Ever find yourself staring at a folder of FCS files and thinking, “Wait, now which tubes did I add PMA to, how much did I add, and which samples were these again?”
Jonathan from Cytobank/Stanford recommends what he calls “future proofing” in order to avoid this problem. He explained this approach during a CYTO 2011 Pre-Congress course in his talk titled “Flood Cytometry: Embracing Single Cell Systems Biology (and coping with large cytometry experiments).” In that talk, he outlined four easy steps that are useful for experiments of all sizes.
When collecting on the cytometer:
Tag your FCS files with key experiment details (e.g. “Patient-J01 IL-2 15m”)
Label the channels you are measuring (before collecting data)
Make sure scales and compensations work (before collecting data)
Encode clinical sample IDs (don’t use HIPAA sensitive information)

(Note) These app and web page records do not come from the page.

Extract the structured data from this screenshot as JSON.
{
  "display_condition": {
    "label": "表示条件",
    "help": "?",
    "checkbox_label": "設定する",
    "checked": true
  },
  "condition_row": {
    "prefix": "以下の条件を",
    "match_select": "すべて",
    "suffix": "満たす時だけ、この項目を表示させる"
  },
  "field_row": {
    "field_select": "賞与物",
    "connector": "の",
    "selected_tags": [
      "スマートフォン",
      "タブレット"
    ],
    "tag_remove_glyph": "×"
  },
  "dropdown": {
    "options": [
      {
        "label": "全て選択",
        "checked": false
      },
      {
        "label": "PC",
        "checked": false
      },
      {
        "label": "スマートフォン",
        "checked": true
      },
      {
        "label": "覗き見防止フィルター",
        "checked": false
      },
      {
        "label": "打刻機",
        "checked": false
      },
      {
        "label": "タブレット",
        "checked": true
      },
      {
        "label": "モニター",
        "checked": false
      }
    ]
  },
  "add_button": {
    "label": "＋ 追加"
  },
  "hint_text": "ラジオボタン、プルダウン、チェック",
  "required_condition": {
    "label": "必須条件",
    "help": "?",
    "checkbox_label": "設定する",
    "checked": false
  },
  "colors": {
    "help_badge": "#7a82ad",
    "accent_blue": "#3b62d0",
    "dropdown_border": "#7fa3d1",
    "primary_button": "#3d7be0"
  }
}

Many of our users upload data to Cytobank that were collected on a BD Biosciences flow cytometer using BD FACSDiva™ software. In this post, we will walk you through how to harness the power of naming files in Diva to facilitate analysis on Cytobank and how to export FCS files from Diva for upload to Cytobank.
Detailed naming of sample files in Diva gives you a special advantage unique to Cytobank’s analysis environment. When you upload files to Cytobank, our servers will automatically categorize your files for ease of analysis when you annotate Figure Dimensions. This automated categorization enables you to rapidly generate well-annotated plot layouts and figures. Watch our YouTube video demonstrating this feature!
Designing a successful flow experiment – selecting compatible reagents and optimizing your protocol – can be challenging and time-consuming. And yet, as we all know, a well-designed experiment is critical to the collection of high-quality flow data.
What do we think about when designing flow experiments?
What buffers should I use when probing intracellular targets?
Which surface antibodies work well on my sample and with my buffers?
What is the best concentration for my antibody?
Are there alternative protocols that work better with my samples?
We are excited to announce the arrival of two resources that will help you answer those questions and streamline your reagent selection process. BD Biosciences has released the FACSelect™ series, consisting of a Multicolor Panel Designer and a Buffer Compatibility Resource.
Are you working with a collaborator who needs to see your raw data? Are you looking for help from a Cytobank administrator relating to experiment analysis?
Don’t bother opening your email client, searching for an email address, and digging through folders for your flow files. Instead, use the easy sharing features built into Cytobank. Once you have uploaded files to your account, they can be easily shared with others from within the Cytobank interface.
As always, your experiment is visible only to you until you actively choose to give permission to another user to see it. When you do choose to share an experiment, follow these easy steps:
Cytobank users have uploaded and analyzed data collected from more than 30 different flow cytometer models, so chances are that Cytobank can handle your data! In a recent post, we featured the ability of Cytobank to facilitate the mining of data from large datasets generated by the DVS Sciences CyTOF. This time, we will walk you through analysis of data collected on the Accuri cytometers using their CFlow software.
Accuri provided us with a set of sample files demonstrating the collection of data from cells stained with a PE-anti-CD4 antibody, and we’ll use this as an example. You can see from their CFlow software analysis that they achieve separation of and gate on the lymphocyte population (P1, first panel), and further separate CD4+ from CD4- cells (second two panels). We’ll show you how to do the same in Cytobank!
SPADE (Spanning-tree Progression Analysis of Density-normalized Events) is a way to automatically identify populations in multidimensional flow cytometry data files. SPADE clusters cells into populations and then projects them into a tree like the one shown below. SPADE works for data from both ‘classic’ fluorescence flow cytometry and mass cytometry.
Mass cytometry, a technique developed by DVS Sciences, now a Fluidigm Company represents a revolutionary spin on classic fluorescence-based flow cytometry. Instead of using antibodies tagged with fluorophores (in which spectral overlap quickly limits the number of parameters available for simultaneous detection), mass cytometry relies on antibodies tagged with transition element isotopes. Antibody-bound cells are vaporized, ionized, and analyzed on a mass spectrometer.